Input for this task below:

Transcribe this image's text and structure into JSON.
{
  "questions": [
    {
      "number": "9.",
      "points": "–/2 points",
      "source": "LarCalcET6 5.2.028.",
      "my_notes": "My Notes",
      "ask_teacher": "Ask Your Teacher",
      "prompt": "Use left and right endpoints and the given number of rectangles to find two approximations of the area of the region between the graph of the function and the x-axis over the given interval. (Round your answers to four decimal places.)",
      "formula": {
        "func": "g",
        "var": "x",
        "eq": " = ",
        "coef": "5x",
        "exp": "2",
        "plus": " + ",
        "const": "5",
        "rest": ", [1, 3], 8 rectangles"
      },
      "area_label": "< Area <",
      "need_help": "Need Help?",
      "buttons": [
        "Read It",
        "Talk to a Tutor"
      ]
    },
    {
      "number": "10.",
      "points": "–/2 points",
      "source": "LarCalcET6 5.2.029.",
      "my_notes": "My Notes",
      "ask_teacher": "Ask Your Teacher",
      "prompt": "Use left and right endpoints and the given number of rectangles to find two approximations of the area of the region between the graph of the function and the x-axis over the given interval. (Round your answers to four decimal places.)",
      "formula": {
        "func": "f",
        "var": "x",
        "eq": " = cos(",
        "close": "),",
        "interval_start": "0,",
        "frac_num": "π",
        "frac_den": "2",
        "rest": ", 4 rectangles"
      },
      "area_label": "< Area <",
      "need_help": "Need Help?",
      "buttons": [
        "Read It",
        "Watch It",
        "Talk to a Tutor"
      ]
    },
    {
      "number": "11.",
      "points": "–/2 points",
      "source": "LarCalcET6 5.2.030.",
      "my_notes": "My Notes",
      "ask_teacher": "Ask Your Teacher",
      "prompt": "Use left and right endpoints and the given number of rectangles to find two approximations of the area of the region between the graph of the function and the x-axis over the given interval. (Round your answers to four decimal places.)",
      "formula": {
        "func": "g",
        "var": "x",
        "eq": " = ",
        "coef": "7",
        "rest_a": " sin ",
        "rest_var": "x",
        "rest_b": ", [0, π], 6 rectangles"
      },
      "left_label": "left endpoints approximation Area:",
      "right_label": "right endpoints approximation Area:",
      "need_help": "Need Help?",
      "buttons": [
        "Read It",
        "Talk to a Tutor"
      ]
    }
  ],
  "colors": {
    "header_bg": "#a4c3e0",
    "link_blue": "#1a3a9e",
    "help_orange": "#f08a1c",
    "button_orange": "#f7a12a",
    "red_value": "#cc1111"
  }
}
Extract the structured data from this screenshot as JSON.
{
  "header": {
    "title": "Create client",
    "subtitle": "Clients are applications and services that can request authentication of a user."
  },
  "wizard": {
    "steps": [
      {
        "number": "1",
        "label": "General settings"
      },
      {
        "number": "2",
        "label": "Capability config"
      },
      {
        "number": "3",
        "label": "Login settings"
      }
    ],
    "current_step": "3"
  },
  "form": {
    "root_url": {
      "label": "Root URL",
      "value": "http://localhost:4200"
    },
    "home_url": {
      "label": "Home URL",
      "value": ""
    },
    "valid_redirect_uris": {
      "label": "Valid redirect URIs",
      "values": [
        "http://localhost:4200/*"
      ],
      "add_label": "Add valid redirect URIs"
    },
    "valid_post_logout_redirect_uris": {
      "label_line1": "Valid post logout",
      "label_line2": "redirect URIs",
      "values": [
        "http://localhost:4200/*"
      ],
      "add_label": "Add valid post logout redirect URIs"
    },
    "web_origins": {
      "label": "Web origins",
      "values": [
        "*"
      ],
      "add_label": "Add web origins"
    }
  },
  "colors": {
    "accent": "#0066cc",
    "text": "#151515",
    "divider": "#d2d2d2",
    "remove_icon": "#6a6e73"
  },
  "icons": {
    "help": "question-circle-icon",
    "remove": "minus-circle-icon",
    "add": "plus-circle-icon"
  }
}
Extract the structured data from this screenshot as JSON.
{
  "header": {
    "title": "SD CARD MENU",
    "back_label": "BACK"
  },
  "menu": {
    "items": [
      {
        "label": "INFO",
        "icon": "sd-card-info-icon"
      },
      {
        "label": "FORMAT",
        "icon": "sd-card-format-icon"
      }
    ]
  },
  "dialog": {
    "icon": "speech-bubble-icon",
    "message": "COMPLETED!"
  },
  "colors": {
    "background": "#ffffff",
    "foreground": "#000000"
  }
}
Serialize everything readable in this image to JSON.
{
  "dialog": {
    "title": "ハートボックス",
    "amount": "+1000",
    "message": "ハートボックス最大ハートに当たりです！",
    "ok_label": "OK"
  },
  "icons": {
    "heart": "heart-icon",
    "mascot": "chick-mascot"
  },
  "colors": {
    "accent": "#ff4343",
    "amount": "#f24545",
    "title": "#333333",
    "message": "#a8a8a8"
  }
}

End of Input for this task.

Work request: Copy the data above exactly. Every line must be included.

Output for this exercise:
Transcribe this image's text and structure into JSON.
{
  "questions": [
    {
      "number": "9.",
      "points": "–/2 points",
      "source": "LarCalcET6 5.2.028.",
      "my_notes": "My Notes",
      "ask_teacher": "Ask Your Teacher",
      "prompt": "Use left and right endpoints and the given number of rectangles to find two approximations of the area of the region between the graph of the function and the x-axis over the given interval. (Round your answers to four decimal places.)",
      "formula": {
        "func": "g",
        "var": "x",
        "eq": " = ",
        "coef": "5x",
        "exp": "2",
        "plus": " + ",
        "const": "5",
        "rest": ", [1, 3], 8 rectangles"
      },
      "area_label": "< Area <",
      "need_help": "Need Help?",
      "buttons": [
        "Read It",
        "Talk to a Tutor"
      ]
    },
    {
      "number": "10.",
      "points": "–/2 points",
      "source": "LarCalcET6 5.2.029.",
      "my_notes": "My Notes",
      "ask_teacher": "Ask Your Teacher",
      "prompt": "Use left and right endpoints and the given number of rectangles to find two approximations of the area of the region between the graph of the function and the x-axis over the given interval. (Round your answers to four decimal places.)",
      "formula": {
        "func": "f",
        "var": "x",
        "eq": " = cos(",
        "close": "),",
        "interval_start": "0,",
        "frac_num": "π",
        "frac_den": "2",
        "rest": ", 4 rectangles"
      },
      "area_label": "< Area <",
      "need_help": "Need Help?",
      "buttons": [
        "Read It",
        "Watch It",
        "Talk to a Tutor"
      ]
    },
    {
      "number": "11.",
      "points": "–/2 points",
      "source": "LarCalcET6 5.2.030.",
      "my_notes": "My Notes",
      "ask_teacher": "Ask Your Teacher",
      "prompt": "Use left and right endpoints and the given number of rectangles to find two approximations of the area of the region between the graph of the function and the x-axis over the given interval. (Round your answers to four decimal places.)",
      "formula": {
        "func": "g",
        "var": "x",
        "eq": " = ",
        "coef": "7",
        "rest_a": " sin ",
        "rest_var": "x",
        "rest_b": ", [0, π], 6 rectangles"
      },
      "left_label": "left endpoints approximation Area:",
      "right_label": "right endpoints approximation Area:",
      "need_help": "Need Help?",
      "buttons": [
        "Read It",
        "Talk to a Tutor"
      ]
    }
  ],
  "colors": {
    "header_bg": "#a4c3e0",
    "link_blue": "#1a3a9e",
    "help_orange": "#f08a1c",
    "button_orange": "#f7a12a",
    "red_value": "#cc1111"
  }
}
Extract the structured data from this screenshot as JSON.
{
  "header": {
    "title": "Create client",
    "subtitle": "Clients are applications and services that can request authentication of a user."
  },
  "wizard": {
    "steps": [
      {
        "number": "1",
        "label": "General settings"
      },
      {
        "number": "2",
        "label": "Capability config"
      },
      {
        "number": "3",
        "label": "Login settings"
      }
    ],
    "current_step": "3"
  },
  "form": {
    "root_url": {
      "label": "Root URL",
      "value": "http://localhost:4200"
    },
    "home_url": {
      "label": "Home URL",
      "value": ""
    },
    "valid_redirect_uris": {
      "label": "Valid redirect URIs",
      "values": [
        "http://localhost:4200/*"
      ],
      "add_label": "Add valid redirect URIs"
    },
    "valid_post_logout_redirect_uris": {
      "label_line1": "Valid post logout",
      "label_line2": "redirect URIs",
      "values": [
        "http://localhost:4200/*"
      ],
      "add_label": "Add valid post logout redirect URIs"
    },
    "web_origins": {
      "label": "Web origins",
      "values": [
        "*"
      ],
      "add_label": "Add web origins"
    }
  },
  "colors": {
    "accent": "#0066cc",
    "text": "#151515",
    "divider": "#d2d2d2",
    "remove_icon": "#6a6e73"
  },
  "icons": {
    "help": "question-circle-icon",
    "remove": "minus-circle-icon",
    "add": "plus-circle-icon"
  }
}
Extract the structured data from this screenshot as JSON.
{
  "header": {
    "title": "SD CARD MENU",
    "back_label": "BACK"
  },
  "menu": {
    "items": [
      {
        "label": "INFO",
        "icon": "sd-card-info-icon"
      },
      {
        "label": "FORMAT",
        "icon": "sd-card-format-icon"
      }
    ]
  },
  "dialog": {
    "icon": "speech-bubble-icon",
    "message": "COMPLETED!"
  },
  "colors": {
    "background": "#ffffff",
    "foreground": "#000000"
  }
}
Serialize everything readable in this image to JSON.
{
  "dialog": {
    "title": "ハートボックス",
    "amount": "+1000",
    "message": "ハートボックス最大ハートに当たりです！",
    "ok_label": "OK"
  },
  "icons": {
    "heart": "heart-icon",
    "mascot": "chick-mascot"
  },
  "colors": {
    "accent": "#ff4343",
    "amount": "#f24545",
    "title": "#333333",
    "message": "#a8a8a8"
  }
}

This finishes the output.